By Ceri Woolsgrove, ECF Policy officer, Road safety, Member news, News, 27.07.2012
The Spanish government is looking at implementing a compulsory helmet laws. This could be disastrous for cycling and also Spain’s successful bike share schemes, explains Ceri Woolsgrove.
Spain’s Directorate General of Traffic is introducing helmet legislation.
This would be a disaster for Spain’s increasing cycling numbers, and consequently for the safety of their cyclists. It has been consistently shown that higher numbers of cyclists brings safer cycling for each individual cyclist. Several case studies point towards helmet legislation dramatically reduces cycling numbers and it can have the counterintuitive result of actually increasing the risk for cyclists.
Spanish bicycle advocates based in Seville “A Contramano: Asamblea Ciclista de Sevilla” told me the following;
“All of the countries with the highest levels of bicycle use and the lowest risks per kilometre cycled (The Netherlands, Denmark, Germany…) have chosen to create safer road conditions rather than promote the wearing of cycle helmets. In contrast, countries where bicycle helmets are compulsory (Australia, New Zealand…) have seen a large fall in the number of cyclists, with only a small drop in the number of serious head injuries.”
This loss of cycling numbers also has an effect on public health. One recent researcher has shown that even with a small drop in cycling numbers of 1-2% because of helmet legislation leads to an overall health ‘disbenefit’ even taking into account any decrease in head injuries.
It will also have a huge impact on Spain’s blossoming public bike sharing schemes. These schemes are highly allergic to any type of helmet legislation, and wastes all the investment and good work that goes into their creation. At the moment there are about 74 public bike sharing schemes in Spain, both big and small. Experience from around the world shows that cycle helmet legislation has a disastrous effect on them.
A €4.86 billion loss to the economy!

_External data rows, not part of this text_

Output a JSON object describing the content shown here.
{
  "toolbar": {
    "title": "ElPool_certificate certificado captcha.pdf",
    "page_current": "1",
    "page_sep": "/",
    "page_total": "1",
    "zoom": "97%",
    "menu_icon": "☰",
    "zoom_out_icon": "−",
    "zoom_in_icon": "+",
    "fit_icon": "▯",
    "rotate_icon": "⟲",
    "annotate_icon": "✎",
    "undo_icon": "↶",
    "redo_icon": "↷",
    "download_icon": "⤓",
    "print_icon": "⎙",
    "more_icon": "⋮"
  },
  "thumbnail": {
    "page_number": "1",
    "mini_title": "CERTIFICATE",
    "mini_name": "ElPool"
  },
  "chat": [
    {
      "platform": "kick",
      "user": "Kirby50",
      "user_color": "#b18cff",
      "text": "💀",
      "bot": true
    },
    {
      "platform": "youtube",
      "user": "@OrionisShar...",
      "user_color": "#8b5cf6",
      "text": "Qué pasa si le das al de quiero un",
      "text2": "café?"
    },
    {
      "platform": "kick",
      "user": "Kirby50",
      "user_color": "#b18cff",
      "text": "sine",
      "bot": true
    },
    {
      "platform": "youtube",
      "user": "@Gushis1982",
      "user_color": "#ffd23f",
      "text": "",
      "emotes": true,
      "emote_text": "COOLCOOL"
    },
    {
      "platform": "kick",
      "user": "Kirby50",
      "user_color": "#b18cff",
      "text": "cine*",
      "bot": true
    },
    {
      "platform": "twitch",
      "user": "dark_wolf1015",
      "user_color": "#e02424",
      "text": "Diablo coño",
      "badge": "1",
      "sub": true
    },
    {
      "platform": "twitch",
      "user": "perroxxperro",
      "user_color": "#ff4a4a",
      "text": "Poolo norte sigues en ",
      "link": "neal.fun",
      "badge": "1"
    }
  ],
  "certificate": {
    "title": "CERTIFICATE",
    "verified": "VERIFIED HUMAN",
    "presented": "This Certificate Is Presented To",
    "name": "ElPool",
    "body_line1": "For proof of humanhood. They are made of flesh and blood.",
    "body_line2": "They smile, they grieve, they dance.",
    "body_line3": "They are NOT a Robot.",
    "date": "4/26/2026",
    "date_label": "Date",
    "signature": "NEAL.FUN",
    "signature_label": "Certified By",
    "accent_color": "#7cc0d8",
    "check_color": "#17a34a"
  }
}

And let’s not forget all the bicycle tourists that go to Spain each year on holidays. They will not want to be bringing helmets with them and in consequence may forget to bring their wallets! Let’s not forget that cycling tourism in Spain is worth an estimated €4.86 billion per annum.